• SOURCE DATA:
"""

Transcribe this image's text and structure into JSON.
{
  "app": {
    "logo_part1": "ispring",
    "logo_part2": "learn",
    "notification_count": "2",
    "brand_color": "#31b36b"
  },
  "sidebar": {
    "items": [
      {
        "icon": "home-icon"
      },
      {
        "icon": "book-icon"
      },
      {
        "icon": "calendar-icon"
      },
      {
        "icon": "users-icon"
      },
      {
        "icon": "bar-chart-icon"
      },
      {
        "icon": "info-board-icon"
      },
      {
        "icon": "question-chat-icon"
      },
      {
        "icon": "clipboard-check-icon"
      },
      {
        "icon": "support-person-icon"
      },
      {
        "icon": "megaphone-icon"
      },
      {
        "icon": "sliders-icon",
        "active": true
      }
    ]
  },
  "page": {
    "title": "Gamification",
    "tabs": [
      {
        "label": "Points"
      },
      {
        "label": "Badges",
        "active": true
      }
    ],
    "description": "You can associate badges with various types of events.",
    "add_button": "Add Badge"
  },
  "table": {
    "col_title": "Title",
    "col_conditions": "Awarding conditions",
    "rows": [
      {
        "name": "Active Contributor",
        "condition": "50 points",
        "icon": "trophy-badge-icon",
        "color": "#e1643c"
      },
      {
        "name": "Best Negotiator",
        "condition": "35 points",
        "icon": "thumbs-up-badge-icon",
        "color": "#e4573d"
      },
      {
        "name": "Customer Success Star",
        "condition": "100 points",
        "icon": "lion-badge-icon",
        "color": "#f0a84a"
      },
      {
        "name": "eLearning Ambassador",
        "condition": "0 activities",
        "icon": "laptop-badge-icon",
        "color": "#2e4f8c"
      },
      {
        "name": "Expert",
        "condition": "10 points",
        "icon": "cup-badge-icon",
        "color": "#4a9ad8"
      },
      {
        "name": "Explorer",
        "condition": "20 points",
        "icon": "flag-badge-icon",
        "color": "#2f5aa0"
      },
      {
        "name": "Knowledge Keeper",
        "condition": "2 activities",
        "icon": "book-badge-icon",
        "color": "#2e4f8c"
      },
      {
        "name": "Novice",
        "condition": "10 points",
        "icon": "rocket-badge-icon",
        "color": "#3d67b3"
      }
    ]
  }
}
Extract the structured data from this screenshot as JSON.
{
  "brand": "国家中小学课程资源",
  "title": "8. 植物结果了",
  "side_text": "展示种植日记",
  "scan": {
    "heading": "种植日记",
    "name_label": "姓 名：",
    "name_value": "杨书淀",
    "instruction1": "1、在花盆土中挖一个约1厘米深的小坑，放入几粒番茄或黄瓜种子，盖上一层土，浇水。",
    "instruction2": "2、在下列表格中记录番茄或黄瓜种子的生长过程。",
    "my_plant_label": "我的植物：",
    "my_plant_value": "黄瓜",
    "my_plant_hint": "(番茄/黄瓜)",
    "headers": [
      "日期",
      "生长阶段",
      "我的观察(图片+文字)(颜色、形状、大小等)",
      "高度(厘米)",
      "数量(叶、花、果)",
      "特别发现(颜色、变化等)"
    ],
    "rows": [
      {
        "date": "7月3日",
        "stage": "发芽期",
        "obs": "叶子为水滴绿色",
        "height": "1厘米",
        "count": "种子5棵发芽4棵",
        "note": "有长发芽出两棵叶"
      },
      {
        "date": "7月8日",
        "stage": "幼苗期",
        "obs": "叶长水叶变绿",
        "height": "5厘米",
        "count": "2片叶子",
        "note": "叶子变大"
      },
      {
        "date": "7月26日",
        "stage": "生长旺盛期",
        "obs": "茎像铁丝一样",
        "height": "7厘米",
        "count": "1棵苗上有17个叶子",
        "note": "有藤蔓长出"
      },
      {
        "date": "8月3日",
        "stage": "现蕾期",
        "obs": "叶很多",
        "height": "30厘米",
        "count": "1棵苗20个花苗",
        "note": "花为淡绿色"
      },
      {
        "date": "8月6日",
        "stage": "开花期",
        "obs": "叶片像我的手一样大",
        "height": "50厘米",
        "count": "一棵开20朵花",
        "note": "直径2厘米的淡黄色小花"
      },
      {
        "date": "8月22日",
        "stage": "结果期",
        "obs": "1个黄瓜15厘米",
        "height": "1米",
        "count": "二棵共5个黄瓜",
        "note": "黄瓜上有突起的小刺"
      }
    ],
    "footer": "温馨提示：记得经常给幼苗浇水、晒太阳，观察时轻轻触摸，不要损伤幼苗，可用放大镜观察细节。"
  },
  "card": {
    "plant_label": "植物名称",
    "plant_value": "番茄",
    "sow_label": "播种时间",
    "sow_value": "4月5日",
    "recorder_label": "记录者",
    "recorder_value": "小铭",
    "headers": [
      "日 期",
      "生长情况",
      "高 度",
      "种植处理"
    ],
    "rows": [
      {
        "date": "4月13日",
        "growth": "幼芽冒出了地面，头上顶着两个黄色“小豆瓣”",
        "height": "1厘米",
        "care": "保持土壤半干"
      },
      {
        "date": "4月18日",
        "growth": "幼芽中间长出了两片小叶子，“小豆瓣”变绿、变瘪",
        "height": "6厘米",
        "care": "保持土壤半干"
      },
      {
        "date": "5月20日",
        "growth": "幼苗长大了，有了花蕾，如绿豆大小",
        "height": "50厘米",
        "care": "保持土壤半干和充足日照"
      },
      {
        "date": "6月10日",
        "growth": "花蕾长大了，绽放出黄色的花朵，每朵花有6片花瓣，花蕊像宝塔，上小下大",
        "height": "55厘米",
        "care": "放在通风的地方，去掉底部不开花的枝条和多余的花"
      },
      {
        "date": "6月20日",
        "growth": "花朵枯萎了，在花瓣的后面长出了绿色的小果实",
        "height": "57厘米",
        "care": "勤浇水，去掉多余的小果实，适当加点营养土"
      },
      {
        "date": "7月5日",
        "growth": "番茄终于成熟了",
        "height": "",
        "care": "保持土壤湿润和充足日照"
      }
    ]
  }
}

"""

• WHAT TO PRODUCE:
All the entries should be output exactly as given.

• REPLY TO THE TASK:
Transcribe this image's text and structure into JSON.
{
  "app": {
    "logo_part1": "ispring",
    "logo_part2": "learn",
    "notification_count": "2",
    "brand_color": "#31b36b"
  },
  "sidebar": {
    "items": [
      {
        "icon": "home-icon"
      },
      {
        "icon": "book-icon"
      },
      {
        "icon": "calendar-icon"
      },
      {
        "icon": "users-icon"
      },
      {
        "icon": "bar-chart-icon"
      },
      {
        "icon": "info-board-icon"
      },
      {
        "icon": "question-chat-icon"
      },
      {
        "icon": "clipboard-check-icon"
      },
      {
        "icon": "support-person-icon"
      },
      {
        "icon": "megaphone-icon"
      },
      {
        "icon": "sliders-icon",
        "active": true
      }
    ]
  },
  "page": {
    "title": "Gamification",
    "tabs": [
      {
        "label": "Points"
      },
      {
        "label": "Badges",
        "active": true
      }
    ],
    "description": "You can associate badges with various types of events.",
    "add_button": "Add Badge"
  },
  "table": {
    "col_title": "Title",
    "col_conditions": "Awarding conditions",
    "rows": [
      {
        "name": "Active Contributor",
        "condition": "50 points",
        "icon": "trophy-badge-icon",
        "color": "#e1643c"
      },
      {
        "name": "Best Negotiator",
        "condition": "35 points",
        "icon": "thumbs-up-badge-icon",
        "color": "#e4573d"
      },
      {
        "name": "Customer Success Star",
        "condition": "100 points",
        "icon": "lion-badge-icon",
        "color": "#f0a84a"
      },
      {
        "name": "eLearning Ambassador",
        "condition": "0 activities",
        "icon": "laptop-badge-icon",
        "color": "#2e4f8c"
      },
      {
        "name": "Expert",
        "condition": "10 points",
        "icon": "cup-badge-icon",
        "color": "#4a9ad8"
      },
      {
        "name": "Explorer",
        "condition": "20 points",
        "icon": "flag-badge-icon",
        "color": "#2f5aa0"
      },
      {
        "name": "Knowledge Keeper",
        "condition": "2 activities",
        "icon": "book-badge-icon",
        "color": "#2e4f8c"
      },
      {
        "name": "Novice",
        "condition": "10 points",
        "icon": "rocket-badge-icon",
        "color": "#3d67b3"
      }
    ]
  }
}
Extract the structured data from this screenshot as JSON.
{
  "brand": "国家中小学课程资源",
  "title": "8. 植物结果了",
  "side_text": "展示种植日记",
  "scan": {
    "heading": "种植日记",
    "name_label": "姓 名：",
    "name_value": "杨书淀",
    "instruction1": "1、在花盆土中挖一个约1厘米深的小坑，放入几粒番茄或黄瓜种子，盖上一层土，浇水。",
    "instruction2": "2、在下列表格中记录番茄或黄瓜种子的生长过程。",
    "my_plant_label": "我的植物：",
    "my_plant_value": "黄瓜",
    "my_plant_hint": "(番茄/黄瓜)",
    "headers": [
      "日期",
      "生长阶段",
      "我的观察(图片+文字)(颜色、形状、大小等)",
      "高度(厘米)",
      "数量(叶、花、果)",
      "特别发现(颜色、变化等)"
    ],
    "rows": [
      {
        "date": "7月3日",
        "stage": "发芽期",
        "obs": "叶子为水滴绿色",
        "height": "1厘米",
        "count": "种子5棵发芽4棵",
        "note": "有长发芽出两棵叶"
      },
      {
        "date": "7月8日",
        "stage": "幼苗期",
        "obs": "叶长水叶变绿",
        "height": "5厘米",
        "count": "2片叶子",
        "note": "叶子变大"
      },
      {
        "date": "7月26日",
        "stage": "生长旺盛期",
        "obs": "茎像铁丝一样",
        "height": "7厘米",
        "count": "1棵苗上有17个叶子",
        "note": "有藤蔓长出"
      },
      {
        "date": "8月3日",
        "stage": "现蕾期",
        "obs": "叶很多",
        "height": "30厘米",
        "count": "1棵苗20个花苗",
        "note": "花为淡绿色"
      },
      {
        "date": "8月6日",
        "stage": "开花期",
        "obs": "叶片像我的手一样大",
        "height": "50厘米",
        "count": "一棵开20朵花",
        "note": "直径2厘米的淡黄色小花"
      },
      {
        "date": "8月22日",
        "stage": "结果期",
        "obs": "1个黄瓜15厘米",
        "height": "1米",
        "count": "二棵共5个黄瓜",
        "note": "黄瓜上有突起的小刺"
      }
    ],
    "footer": "温馨提示：记得经常给幼苗浇水、晒太阳，观察时轻轻触摸，不要损伤幼苗，可用放大镜观察细节。"
  },
  "card": {
    "plant_label": "植物名称",
    "plant_value": "番茄",
    "sow_label": "播种时间",
    "sow_value": "4月5日",
    "recorder_label": "记录者",
    "recorder_value": "小铭",
    "headers": [
      "日 期",
      "生长情况",
      "高 度",
      "种植处理"
    ],
    "rows": [
      {
        "date": "4月13日",
        "growth": "幼芽冒出了地面，头上顶着两个黄色“小豆瓣”",
        "height": "1厘米",
        "care": "保持土壤半干"
      },
      {
        "date": "4月18日",
        "growth": "幼芽中间长出了两片小叶子，“小豆瓣”变绿、变瘪",
        "height": "6厘米",
        "care": "保持土壤半干"
      },
      {
        "date": "5月20日",
        "growth": "幼苗长大了，有了花蕾，如绿豆大小",
        "height": "50厘米",
        "care": "保持土壤半干和充足日照"
      },
      {
        "date": "6月10日",
        "growth": "花蕾长大了，绽放出黄色的花朵，每朵花有6片花瓣，花蕊像宝塔，上小下大",
        "height": "55厘米",
        "care": "放在通风的地方，去掉底部不开花的枝条和多余的花"
      },
      {
        "date": "6月20日",
        "growth": "花朵枯萎了，在花瓣的后面长出了绿色的小果实",
        "height": "57厘米",
        "care": "勤浇水，去掉多余的小果实，适当加点营养土"
      },
      {
        "date": "7月5日",
        "growth": "番茄终于成熟了",
        "height": "",
        "care": "保持土壤湿润和充足日照"
      }
    ]
  }
}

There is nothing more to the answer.